Would you copy all lines in the data that contain the word "installed"?

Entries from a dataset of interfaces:
****

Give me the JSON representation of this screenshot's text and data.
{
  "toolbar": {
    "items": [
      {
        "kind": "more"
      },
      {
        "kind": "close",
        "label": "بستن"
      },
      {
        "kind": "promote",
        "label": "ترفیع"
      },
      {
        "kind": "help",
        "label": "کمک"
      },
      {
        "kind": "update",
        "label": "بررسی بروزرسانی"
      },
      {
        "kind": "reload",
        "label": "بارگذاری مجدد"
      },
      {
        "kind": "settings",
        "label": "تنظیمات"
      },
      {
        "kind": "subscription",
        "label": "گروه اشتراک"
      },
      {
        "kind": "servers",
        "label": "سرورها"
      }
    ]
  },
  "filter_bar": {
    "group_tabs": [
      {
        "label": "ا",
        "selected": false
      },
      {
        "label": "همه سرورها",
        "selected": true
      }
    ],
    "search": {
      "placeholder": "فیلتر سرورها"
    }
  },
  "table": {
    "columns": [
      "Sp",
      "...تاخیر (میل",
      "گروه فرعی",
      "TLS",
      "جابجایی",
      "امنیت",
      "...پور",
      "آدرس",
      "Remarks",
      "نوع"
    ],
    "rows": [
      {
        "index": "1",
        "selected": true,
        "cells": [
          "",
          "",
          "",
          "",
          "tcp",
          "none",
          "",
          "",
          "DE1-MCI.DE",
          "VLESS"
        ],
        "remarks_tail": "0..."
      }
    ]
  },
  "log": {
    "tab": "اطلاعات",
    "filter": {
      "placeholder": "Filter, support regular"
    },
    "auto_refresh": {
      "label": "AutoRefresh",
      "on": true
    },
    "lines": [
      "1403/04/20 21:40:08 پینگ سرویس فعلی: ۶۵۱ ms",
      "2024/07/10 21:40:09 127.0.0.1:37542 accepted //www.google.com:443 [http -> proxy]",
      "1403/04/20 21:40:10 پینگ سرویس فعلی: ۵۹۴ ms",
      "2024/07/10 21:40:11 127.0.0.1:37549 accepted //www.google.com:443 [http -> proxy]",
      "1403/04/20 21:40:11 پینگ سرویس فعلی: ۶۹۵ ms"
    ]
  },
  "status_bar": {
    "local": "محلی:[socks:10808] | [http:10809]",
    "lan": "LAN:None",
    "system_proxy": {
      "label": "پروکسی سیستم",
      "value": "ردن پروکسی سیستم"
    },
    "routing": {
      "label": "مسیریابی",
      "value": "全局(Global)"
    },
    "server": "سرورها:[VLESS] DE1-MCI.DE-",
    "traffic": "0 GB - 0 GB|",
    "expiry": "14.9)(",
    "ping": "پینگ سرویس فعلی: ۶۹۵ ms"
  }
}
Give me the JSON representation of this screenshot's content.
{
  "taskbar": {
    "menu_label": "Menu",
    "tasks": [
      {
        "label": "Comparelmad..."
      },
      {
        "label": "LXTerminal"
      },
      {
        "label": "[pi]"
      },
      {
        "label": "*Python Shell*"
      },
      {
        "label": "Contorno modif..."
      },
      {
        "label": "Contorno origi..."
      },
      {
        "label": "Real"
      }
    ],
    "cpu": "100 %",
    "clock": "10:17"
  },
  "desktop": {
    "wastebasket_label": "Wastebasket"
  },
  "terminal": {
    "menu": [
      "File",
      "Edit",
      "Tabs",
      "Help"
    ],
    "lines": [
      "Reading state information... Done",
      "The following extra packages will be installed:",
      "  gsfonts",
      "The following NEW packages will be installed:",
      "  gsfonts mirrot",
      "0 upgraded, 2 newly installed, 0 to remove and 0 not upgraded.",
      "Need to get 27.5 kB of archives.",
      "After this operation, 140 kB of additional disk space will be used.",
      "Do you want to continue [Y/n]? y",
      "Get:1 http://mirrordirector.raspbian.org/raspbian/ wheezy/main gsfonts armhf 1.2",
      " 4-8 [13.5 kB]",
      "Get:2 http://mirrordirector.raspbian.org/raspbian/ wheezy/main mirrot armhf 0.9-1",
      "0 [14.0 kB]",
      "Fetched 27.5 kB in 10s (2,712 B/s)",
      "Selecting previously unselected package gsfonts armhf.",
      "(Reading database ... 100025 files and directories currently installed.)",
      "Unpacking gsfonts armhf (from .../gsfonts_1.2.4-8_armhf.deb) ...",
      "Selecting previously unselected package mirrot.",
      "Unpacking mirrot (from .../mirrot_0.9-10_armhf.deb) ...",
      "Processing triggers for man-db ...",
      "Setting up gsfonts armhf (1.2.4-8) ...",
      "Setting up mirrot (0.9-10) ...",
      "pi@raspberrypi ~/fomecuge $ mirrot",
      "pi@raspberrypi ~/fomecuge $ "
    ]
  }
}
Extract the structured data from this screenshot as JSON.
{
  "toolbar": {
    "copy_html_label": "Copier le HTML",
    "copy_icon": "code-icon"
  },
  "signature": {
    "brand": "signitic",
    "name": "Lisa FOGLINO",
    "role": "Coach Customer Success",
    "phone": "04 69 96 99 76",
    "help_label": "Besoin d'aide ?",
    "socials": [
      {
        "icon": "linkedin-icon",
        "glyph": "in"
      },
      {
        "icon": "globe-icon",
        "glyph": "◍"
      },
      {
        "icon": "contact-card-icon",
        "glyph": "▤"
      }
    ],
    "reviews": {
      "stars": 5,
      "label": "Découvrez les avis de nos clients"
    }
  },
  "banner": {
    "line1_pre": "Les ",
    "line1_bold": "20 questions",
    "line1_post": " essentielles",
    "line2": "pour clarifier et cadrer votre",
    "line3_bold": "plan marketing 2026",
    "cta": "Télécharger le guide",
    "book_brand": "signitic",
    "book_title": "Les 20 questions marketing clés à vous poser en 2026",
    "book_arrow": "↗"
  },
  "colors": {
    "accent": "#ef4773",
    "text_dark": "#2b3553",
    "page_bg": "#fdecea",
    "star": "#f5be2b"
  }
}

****

ANSWER BOX>
      "The following extra packages will be installed:",
      "The following NEW packages will be installed:",
      "0 upgraded, 2 newly installed, 0 to remove and 0 not upgraded.",
      "(Reading database ... 100025 files and directories currently installed.)",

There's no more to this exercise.